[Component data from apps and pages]
_____

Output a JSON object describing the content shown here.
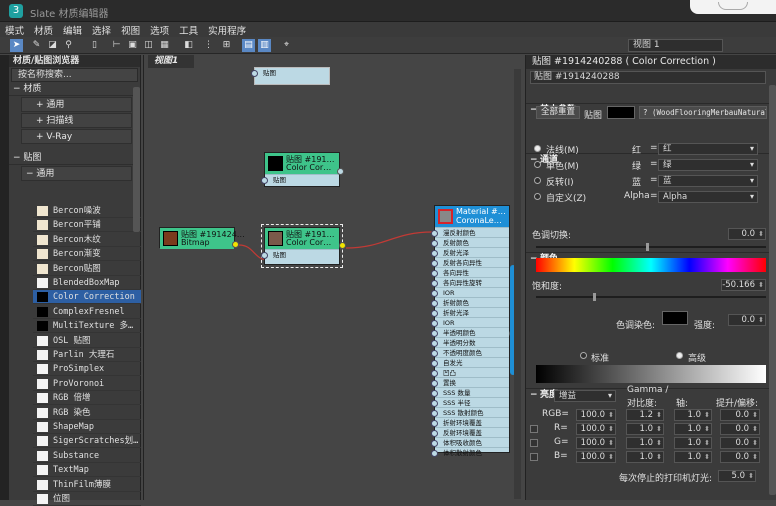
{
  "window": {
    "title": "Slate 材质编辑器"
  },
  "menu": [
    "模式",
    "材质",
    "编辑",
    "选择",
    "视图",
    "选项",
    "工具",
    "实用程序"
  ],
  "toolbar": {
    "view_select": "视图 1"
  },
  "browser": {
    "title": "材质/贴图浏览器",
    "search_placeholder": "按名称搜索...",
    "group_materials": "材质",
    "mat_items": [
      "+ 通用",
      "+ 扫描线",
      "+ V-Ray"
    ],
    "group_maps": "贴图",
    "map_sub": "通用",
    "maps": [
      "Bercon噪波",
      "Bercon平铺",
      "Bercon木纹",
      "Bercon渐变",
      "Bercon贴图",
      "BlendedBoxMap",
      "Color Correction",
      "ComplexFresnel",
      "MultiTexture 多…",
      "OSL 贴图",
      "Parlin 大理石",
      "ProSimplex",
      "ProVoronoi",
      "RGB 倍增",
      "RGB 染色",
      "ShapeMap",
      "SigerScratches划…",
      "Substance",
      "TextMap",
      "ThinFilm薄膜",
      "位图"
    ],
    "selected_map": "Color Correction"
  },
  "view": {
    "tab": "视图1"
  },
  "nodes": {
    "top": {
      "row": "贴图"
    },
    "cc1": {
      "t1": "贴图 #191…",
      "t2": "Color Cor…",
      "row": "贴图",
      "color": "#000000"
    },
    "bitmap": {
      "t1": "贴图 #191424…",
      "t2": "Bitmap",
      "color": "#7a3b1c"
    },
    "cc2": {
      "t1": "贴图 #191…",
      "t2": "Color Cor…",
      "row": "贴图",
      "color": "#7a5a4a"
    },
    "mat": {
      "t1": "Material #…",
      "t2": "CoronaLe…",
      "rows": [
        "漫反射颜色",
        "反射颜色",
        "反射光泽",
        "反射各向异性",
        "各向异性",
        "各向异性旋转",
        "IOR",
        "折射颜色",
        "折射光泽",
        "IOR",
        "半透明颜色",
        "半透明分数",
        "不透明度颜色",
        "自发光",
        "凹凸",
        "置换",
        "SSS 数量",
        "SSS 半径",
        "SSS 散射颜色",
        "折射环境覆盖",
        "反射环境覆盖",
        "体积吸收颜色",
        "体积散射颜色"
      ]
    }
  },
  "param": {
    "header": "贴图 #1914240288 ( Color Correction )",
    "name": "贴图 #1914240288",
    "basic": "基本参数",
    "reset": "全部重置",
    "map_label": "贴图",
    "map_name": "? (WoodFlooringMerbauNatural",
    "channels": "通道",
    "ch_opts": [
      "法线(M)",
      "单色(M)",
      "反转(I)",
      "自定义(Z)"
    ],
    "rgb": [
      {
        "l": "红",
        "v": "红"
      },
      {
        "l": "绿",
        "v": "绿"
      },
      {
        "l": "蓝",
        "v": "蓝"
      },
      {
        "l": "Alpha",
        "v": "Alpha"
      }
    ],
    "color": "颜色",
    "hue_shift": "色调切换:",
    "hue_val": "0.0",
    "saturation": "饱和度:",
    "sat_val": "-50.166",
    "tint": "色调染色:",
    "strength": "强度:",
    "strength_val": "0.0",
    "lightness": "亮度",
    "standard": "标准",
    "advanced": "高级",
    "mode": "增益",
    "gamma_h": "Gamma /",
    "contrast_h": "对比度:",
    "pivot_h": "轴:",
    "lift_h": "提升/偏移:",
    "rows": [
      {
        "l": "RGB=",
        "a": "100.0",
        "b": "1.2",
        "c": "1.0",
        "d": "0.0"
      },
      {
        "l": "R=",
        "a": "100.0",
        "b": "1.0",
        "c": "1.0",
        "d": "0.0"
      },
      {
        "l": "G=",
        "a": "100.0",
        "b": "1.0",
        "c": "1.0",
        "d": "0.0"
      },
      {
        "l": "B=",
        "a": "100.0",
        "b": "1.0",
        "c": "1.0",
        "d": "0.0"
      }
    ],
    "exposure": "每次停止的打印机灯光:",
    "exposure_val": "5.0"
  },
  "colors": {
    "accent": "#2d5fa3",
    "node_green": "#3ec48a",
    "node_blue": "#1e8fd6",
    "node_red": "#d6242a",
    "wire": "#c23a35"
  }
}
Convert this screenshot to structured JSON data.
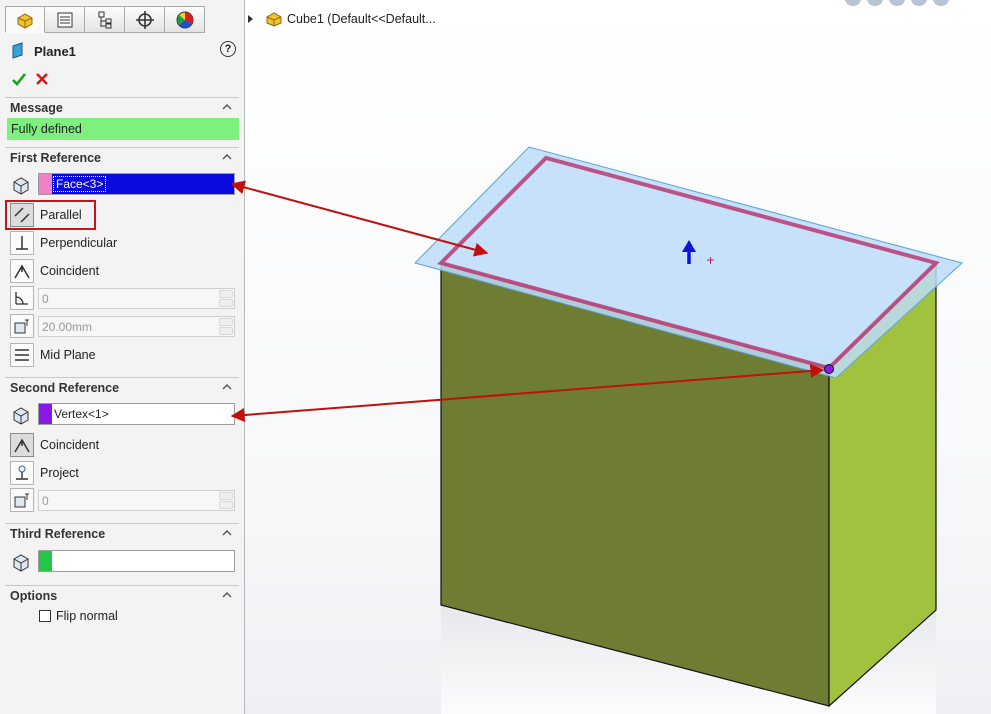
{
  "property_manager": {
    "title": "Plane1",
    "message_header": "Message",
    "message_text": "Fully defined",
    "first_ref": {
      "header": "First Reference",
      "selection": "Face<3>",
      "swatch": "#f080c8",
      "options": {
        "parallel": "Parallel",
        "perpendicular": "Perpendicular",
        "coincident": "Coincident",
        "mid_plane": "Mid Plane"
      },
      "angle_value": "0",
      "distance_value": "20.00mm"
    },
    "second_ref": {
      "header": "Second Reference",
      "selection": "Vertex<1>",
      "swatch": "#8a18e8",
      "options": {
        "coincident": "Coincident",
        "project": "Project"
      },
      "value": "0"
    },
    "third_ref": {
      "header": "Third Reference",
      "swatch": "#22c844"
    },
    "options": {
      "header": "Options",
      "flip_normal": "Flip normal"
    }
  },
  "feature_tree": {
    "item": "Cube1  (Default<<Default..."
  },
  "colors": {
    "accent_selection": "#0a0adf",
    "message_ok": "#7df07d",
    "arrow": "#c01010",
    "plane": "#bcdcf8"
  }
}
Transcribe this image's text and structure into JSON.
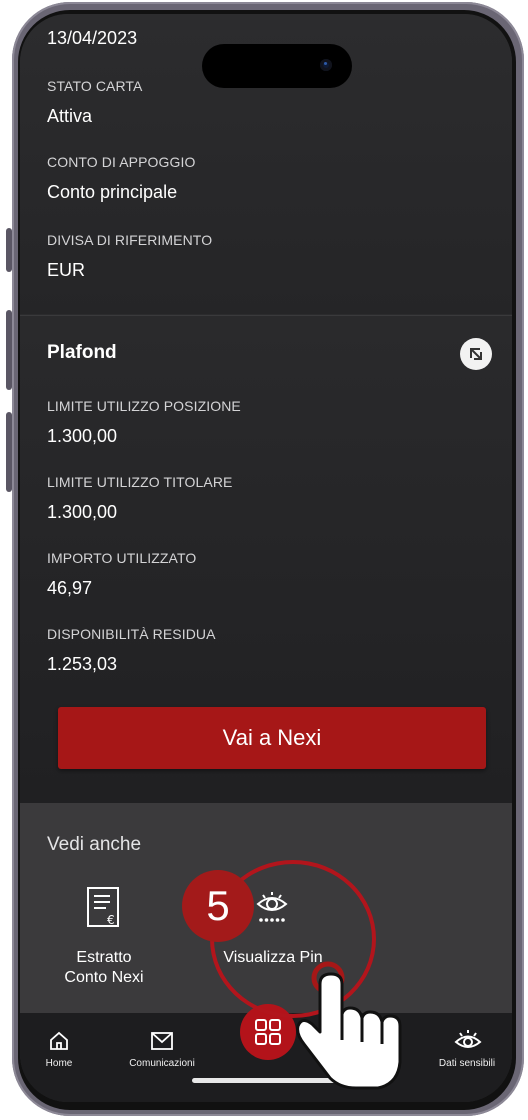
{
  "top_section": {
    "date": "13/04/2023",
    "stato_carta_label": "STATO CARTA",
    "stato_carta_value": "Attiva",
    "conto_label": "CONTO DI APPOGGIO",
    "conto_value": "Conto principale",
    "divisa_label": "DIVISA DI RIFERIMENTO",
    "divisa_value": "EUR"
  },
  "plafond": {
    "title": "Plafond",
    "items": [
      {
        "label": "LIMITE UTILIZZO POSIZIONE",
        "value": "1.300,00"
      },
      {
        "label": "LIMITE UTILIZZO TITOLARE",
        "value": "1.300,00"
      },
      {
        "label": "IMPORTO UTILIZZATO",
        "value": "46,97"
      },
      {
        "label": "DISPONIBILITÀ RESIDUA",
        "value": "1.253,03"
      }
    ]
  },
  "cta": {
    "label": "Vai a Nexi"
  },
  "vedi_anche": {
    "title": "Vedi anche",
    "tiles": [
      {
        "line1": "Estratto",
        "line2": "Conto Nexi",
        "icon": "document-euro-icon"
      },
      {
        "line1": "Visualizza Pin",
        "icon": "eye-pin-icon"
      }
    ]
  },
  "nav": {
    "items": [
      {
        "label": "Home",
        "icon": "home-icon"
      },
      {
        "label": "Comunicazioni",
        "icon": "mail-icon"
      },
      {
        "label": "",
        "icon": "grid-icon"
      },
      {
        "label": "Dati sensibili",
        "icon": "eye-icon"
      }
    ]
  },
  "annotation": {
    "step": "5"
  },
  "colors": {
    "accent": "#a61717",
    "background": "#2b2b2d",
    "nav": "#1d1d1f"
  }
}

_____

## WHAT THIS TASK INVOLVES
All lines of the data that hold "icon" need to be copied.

## RESULT FOR THIS TASK
        "icon": "document-euro-icon"
        "icon": "eye-pin-icon"
        "icon": "home-icon"
        "icon": "mail-icon"
        "icon": "grid-icon"
        "icon": "eye-icon"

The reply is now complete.